In the News: Food Carts Could Get Doubled

Instagram street cart on Canal••• “There is a limit on the number of food carts and trucks allowed on the city’s streets, and even those who have managed to secure a permit—often on the black resale market—have found that the cost and difficulty of doing business can outweigh the benefits. With that in mind, the City Council intends to consider legislation that would gradually double the number of food vendor permits issued over the course of seven years, making it possible for 600 more street vendors to begin legally selling food each year.” That’s 600 more ugly LEDs, loud generators, overall annoyances. Can we get a limit on the number below, say, Chambers? The notion that vendors from other countries will start selling food from those countries instead of hot dogs is specious. —New York Times

••• “As the number of long-term health care facilities across the borough has declined over the past decade, Lower Manhattan has been hit the hardest by a string of closures, according to data from the New York State Department of Health. That includes facilities for long-term care for seniors, for those with disabilities and traumatic brain injury, and for HIV/AIDS patients.” —DNAinfo

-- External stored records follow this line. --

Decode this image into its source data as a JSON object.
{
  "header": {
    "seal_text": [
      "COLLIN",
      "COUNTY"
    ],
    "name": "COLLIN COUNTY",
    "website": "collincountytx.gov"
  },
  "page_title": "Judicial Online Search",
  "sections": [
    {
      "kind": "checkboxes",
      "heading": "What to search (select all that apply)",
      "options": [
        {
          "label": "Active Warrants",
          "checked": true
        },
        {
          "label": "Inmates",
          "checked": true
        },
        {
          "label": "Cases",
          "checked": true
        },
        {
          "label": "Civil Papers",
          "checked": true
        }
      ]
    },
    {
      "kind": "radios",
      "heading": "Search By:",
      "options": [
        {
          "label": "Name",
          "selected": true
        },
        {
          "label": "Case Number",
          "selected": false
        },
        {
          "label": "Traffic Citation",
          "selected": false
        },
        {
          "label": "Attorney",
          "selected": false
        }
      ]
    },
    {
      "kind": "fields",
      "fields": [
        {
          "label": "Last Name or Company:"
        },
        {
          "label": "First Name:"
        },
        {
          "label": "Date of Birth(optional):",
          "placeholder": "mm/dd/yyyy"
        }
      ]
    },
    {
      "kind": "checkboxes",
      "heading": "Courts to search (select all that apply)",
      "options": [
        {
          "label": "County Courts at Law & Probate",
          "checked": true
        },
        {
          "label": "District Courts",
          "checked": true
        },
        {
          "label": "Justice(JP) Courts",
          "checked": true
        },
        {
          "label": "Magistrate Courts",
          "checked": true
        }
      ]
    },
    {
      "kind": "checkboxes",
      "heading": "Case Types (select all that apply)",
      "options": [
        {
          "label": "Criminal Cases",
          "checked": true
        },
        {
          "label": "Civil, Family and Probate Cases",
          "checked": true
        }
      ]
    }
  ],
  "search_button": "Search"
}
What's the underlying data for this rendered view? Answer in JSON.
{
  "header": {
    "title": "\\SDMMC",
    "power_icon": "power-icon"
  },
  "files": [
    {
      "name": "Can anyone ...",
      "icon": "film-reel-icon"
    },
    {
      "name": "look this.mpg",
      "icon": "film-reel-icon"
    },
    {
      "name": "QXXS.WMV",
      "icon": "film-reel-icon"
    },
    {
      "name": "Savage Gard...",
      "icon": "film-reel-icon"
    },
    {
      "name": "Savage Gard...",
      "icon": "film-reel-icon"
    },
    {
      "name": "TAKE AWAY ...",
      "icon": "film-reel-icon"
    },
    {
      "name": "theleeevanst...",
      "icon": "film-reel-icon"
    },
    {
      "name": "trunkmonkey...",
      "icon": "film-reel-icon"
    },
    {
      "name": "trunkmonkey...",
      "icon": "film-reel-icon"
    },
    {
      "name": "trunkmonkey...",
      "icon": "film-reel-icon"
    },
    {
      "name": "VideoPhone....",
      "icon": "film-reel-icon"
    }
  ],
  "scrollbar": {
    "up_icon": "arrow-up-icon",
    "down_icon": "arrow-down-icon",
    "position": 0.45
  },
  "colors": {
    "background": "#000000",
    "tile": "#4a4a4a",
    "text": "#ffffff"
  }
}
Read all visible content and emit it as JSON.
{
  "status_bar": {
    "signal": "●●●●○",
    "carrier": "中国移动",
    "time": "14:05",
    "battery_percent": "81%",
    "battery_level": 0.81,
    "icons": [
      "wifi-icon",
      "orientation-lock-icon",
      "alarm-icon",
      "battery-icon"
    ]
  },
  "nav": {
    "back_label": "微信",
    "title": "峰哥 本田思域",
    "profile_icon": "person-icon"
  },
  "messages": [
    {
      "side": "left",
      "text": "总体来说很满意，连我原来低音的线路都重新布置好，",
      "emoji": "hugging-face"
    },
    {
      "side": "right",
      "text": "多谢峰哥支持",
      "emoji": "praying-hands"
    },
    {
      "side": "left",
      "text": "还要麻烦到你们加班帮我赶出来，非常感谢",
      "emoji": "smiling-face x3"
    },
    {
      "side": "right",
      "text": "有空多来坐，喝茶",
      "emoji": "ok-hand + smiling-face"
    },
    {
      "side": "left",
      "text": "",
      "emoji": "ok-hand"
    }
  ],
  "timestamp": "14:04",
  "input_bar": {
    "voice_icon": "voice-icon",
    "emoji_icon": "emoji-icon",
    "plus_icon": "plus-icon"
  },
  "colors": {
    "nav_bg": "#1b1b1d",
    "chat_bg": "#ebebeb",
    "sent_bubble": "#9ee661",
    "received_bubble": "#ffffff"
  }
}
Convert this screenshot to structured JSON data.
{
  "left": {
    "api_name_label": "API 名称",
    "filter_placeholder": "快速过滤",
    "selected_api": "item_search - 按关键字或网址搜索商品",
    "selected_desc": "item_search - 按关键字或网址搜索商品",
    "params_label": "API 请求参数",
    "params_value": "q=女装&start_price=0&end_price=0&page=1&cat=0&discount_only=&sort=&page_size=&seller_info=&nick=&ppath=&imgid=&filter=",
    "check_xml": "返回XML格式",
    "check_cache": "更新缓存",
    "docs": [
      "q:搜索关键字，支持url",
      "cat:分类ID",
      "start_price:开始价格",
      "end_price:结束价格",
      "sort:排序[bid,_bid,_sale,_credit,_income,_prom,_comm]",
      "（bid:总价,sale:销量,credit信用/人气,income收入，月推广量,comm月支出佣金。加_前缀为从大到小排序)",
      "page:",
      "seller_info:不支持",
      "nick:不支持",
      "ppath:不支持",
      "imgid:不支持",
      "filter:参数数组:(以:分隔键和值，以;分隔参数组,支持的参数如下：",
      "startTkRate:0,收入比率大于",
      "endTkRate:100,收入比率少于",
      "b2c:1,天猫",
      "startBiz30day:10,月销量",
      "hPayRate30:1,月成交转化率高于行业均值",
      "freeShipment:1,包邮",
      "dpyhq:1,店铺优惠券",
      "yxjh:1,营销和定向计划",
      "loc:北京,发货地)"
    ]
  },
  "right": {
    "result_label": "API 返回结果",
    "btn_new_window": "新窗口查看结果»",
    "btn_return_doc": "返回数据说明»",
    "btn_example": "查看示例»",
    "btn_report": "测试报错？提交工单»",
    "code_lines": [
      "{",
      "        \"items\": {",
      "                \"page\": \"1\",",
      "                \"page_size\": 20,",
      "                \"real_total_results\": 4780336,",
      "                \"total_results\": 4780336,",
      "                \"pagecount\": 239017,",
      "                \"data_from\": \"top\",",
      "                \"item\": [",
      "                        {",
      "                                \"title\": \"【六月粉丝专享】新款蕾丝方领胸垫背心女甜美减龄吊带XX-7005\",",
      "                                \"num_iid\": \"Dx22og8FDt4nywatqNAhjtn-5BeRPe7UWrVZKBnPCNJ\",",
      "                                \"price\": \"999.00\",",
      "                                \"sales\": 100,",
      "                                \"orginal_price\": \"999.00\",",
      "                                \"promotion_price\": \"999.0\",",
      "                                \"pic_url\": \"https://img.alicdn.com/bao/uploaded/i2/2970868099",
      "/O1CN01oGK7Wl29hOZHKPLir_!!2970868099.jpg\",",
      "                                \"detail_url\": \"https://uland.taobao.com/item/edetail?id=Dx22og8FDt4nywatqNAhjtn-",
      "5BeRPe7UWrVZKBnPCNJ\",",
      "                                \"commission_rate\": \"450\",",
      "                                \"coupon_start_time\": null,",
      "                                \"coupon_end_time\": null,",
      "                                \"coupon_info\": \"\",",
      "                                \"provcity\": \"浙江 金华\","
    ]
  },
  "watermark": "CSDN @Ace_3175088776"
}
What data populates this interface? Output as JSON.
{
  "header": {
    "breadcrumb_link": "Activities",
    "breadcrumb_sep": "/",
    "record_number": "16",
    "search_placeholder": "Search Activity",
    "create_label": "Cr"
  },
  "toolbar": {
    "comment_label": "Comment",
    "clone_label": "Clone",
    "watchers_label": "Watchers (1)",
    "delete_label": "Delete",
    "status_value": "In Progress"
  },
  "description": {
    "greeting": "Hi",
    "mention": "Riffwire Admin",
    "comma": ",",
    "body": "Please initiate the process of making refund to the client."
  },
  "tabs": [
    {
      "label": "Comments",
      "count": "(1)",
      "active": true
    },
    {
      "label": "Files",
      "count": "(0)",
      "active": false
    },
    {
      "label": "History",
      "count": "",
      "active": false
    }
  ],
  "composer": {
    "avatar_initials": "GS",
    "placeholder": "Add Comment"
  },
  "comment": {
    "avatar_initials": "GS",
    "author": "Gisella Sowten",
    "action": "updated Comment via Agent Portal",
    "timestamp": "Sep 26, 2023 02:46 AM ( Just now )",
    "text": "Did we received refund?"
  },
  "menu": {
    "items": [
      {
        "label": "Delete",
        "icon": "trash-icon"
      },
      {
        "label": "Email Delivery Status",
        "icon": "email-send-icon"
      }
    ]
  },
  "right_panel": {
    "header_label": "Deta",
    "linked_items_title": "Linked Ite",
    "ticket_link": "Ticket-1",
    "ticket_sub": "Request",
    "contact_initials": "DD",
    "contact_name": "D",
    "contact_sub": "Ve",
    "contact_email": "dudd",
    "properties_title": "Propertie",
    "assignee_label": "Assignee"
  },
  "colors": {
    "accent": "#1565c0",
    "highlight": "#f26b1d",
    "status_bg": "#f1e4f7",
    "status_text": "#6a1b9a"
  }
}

••• According to a survey by the Downtown Alliance, about everywhere below Chambers Street, “Of the area’s 60,000-and-growing residents, no fewer than half are ages 18 to 44—and nearly 70 percent of them are millennials (18 to 34).” —New York Post

••• According to the New Yorker‘s non-review of the Ear Inn, you can rent the apartment above the bar on Airbnb.



  1. Hi Erik,

    Re: Milleneals – the 70% is a bit misleading.

    I believe what they are saying is that 70% of the 50% are millenials. 35% Which works out to 30000 (1/2) x .7 or 21000 millenials out of 60000 population.

    Makes sense based on what I have seen walking around in the neighborhood.

    • “Since 2000, the residential population south of Chambers Street has boomed, much of which can be attributed to the influx of younger residents. Contrasted with both Manhattan and New York City as a whole, young professionals are more highly concentrated in Lower Manhattan. More than 62 percent of the population Downtown is between 18-44, well above the 47 percent share in Manhattan and 42 percent share in New York City overall. Lower Manhattan is home to more young professionals than Greenpoint, the East Village and Downtown Brooklyn and on par with Downtown Jersey City and Williamsburg.”

  2. some thoughts about the food carts…

    why aren’t there regulations about the generators that they use? gasoline generators are not only noisy but polluting. there are propane generators that run much cleaner but no one seems to use them possibly because you need special permits to transport propane.

    the regulations against food carts next to schools is regularly ignored. just go by ps234 at pickup time and the kids are lined up at the ice cream trucks and the whole place spells of exhaust.

    • Would you please direct me to “the regulations against food carts next to schools”?

      I cannot find them in the New York City Administrative Code, § 17-315 “Restrictions on the placement of vehicles and pushcarts; vending in certain areas restricted or prohibited.”

      • don’t know where to find the official regulations but the 200 foot rule is well known and mentioned for example in this ny times article:

        • Upon doing some research, I think the rule you are referring to is Sections 4-08(n)(4) and 4-12(g) of Chapter 34 of the Rules of the City of New York.

          Apparently these traffic rules were originally enacted in 1938 to protect school children from the temptations of ice cream, candy, and other snacks, a few years after the State Liquor Law was enacted to protect New Yorkers of all ages from the temptations of alcohol.

          Since even food vendors parked as far away as the southwest corner of Greenwich and Chambers would be within 200 feet of the main entrance of PS 234, you could file a 311 complaint online (at, upload a photograph and cite the rule violated in the comments:

          “34 RCNY § 4-08(n)(4). Peddlers, vendors and hawkers restricted. No peddler, vendor, hawker, or huckster shall permit his car, wagon, or vehicle to stand on any street when stopping, standing, or parking is prohibited or on any street within 25 feet of any corner of the curb or to stand at any time on any sidewalk or within 500 feet of any public market or within 200 feet of any public or private school.”

          311 complaints about repeated nuisances tend not to be ignored by a local police precinct.